If you have max_connections set to 100, then you need to increase that number. Please consider referring to these best practices for configuring your PostgreSQL.

Symptoms of an issue

If the configured amount of database connections is not enough, you might see errors like this:

> FATAL: sorry, too many clients already
> FATAL:  remaining connection slots are reserved for non-replication superuser connections
> pq: remaining connection slots are reserved for non-replication superuser connections

That will lead to variety of issues, so please make sure you’ve configured enough connections.

MAAS, NTP, and chrony

Time sync complications can arise between Ubuntu’s default systemd-timesyncd and MAAS chrony. If the NTP servers differ, you’re asking for trouble. Consult the MAAS installation guide for solutions.

Test environment

For a single-host test setup assuming the latest two Ubuntu LTS releases:

Component Memory (MB) CPU (GHz) Disk (GB)
Region controller 512 0.5 5
PostgreSQL 512 0.5 5
Rack controller 512 0.5 5
Ubuntu Server 512 0.5 5

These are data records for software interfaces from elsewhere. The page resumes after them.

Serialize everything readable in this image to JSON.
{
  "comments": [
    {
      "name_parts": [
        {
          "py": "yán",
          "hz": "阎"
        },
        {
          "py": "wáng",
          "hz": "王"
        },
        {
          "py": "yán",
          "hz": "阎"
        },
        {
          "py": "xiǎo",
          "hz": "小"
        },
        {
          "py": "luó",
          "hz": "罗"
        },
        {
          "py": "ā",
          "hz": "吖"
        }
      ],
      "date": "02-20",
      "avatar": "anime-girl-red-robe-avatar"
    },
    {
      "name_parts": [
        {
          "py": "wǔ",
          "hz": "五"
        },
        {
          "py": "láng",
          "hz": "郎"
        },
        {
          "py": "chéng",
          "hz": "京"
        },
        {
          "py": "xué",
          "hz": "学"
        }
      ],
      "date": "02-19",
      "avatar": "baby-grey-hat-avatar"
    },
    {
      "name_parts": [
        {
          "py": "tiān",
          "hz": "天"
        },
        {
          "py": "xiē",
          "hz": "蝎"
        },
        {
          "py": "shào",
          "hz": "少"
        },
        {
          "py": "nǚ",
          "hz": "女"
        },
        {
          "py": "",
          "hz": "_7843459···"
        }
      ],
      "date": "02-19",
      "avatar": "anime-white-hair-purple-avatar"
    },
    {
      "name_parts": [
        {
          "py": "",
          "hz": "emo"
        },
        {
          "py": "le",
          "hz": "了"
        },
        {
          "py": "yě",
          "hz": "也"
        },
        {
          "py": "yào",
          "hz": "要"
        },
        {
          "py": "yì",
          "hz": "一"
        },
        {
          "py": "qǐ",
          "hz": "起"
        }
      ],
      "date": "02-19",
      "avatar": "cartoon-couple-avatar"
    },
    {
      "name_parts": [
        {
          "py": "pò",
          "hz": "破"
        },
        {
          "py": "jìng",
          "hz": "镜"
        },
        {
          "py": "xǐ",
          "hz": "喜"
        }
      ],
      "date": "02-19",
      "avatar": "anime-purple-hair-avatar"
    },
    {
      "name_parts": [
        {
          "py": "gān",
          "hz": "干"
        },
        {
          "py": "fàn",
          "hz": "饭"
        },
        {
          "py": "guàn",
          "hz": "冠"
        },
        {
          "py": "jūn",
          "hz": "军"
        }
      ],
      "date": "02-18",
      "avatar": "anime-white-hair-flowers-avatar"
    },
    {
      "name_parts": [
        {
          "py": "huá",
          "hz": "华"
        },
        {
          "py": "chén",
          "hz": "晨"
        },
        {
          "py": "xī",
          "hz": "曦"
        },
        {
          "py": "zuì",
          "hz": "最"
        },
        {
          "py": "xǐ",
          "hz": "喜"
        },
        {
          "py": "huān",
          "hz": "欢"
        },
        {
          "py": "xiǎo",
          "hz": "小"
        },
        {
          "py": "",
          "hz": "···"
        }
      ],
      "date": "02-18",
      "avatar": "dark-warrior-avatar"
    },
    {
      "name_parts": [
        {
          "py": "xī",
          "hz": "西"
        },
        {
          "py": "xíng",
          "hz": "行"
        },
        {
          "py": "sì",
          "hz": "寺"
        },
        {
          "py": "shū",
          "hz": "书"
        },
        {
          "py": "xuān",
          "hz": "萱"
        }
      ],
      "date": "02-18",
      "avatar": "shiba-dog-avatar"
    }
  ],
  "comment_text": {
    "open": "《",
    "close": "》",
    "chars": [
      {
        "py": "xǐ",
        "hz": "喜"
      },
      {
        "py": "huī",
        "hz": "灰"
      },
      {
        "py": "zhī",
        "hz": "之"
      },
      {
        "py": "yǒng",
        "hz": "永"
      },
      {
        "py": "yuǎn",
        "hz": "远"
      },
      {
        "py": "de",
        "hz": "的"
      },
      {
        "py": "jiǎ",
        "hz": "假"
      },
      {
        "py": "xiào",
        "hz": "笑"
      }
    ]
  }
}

Total? 2 GB RAM, 2 GHz CPU, 20 GB disk.

Production environment

For large-scale, continuous client handling, plan as follows:

Component Memory (MB) CPU (GHz) Disk (GB)
Region controller 2048 2.0 5
PostgreSQL 2048 2.0 20
Rack controller 2048 2.0 20
Ubuntu Server 512 0.5 5

You’ll need about 4.5 GB RAM, 4.5 GHz CPU, and 45 GB disk per host for region controllers, and slightly less for rack controllers.

Additional notes:

  • These specs are MAAS-specific and don’t cover extra nodes.
  • IPMI-based BMC controllers are recommended for power management.

Factors affecting these numbers:

Don’t forget, a local image mirror could significantly increase disk requirements. Also, rack controllers have a 1000-machine cap per subnet. For larger networks, add more controllers.


Last updated 2 days ago.